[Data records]
-- -- --
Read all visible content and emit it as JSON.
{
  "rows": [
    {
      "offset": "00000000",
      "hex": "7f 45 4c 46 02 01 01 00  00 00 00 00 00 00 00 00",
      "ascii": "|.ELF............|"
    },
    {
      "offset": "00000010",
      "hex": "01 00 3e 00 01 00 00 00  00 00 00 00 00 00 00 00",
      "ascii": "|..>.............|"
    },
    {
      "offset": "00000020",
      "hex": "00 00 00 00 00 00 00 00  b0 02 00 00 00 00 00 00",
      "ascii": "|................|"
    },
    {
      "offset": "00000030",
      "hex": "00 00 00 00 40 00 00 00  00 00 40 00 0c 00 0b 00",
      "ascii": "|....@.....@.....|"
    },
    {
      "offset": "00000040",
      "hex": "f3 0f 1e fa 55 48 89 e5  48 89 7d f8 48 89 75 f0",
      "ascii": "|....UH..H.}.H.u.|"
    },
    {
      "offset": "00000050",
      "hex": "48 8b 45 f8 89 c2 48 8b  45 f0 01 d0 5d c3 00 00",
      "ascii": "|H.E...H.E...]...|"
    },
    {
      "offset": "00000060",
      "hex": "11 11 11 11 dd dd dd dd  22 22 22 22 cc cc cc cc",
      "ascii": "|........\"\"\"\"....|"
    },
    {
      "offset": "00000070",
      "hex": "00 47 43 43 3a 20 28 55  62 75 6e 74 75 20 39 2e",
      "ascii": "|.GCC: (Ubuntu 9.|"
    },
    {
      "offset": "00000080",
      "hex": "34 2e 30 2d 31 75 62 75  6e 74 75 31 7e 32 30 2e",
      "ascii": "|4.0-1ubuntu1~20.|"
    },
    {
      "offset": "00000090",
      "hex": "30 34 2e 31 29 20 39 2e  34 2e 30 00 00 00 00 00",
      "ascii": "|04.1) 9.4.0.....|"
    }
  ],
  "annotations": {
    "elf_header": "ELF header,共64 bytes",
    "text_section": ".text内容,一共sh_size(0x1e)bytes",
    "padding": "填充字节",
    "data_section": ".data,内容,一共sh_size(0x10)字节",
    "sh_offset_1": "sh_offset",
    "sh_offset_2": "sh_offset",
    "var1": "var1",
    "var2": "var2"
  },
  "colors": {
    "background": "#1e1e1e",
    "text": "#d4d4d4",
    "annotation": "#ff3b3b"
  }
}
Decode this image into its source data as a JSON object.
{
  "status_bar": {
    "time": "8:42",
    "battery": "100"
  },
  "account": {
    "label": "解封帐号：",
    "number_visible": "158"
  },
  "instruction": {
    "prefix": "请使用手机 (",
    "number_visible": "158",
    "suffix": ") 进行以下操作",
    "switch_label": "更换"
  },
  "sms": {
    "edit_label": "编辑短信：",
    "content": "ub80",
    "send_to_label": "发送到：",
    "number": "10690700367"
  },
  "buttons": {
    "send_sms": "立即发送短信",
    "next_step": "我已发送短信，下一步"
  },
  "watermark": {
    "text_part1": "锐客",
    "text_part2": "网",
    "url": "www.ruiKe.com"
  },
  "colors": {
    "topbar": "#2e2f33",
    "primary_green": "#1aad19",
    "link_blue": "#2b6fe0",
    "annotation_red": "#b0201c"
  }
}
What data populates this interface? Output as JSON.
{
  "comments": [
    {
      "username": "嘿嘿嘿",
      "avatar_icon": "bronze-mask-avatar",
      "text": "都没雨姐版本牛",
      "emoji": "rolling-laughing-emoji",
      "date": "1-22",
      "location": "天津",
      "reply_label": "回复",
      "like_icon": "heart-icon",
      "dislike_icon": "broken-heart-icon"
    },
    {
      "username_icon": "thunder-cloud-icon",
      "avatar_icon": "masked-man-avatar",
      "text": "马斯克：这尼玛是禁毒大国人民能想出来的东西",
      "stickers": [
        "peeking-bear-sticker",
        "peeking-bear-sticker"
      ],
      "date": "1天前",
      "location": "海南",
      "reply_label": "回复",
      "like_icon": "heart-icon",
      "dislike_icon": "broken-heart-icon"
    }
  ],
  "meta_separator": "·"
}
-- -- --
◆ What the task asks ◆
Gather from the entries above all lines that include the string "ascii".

◆ Completed task ◆
      "ascii": "|.ELF............|"
      "ascii": "|..>.............|"
      "ascii": "|................|"
      "ascii": "|....@.....@.....|"
      "ascii": "|....UH..H.}.H.u.|"
      "ascii": "|H.E...H.E...]...|"
      "ascii": "|........\"\"\"\"....|"
      "ascii": "|.GCC: (Ubuntu 9.|"
      "ascii": "|4.0-1ubuntu1~20.|"
      "ascii": "|04.1) 9.4.0.....|"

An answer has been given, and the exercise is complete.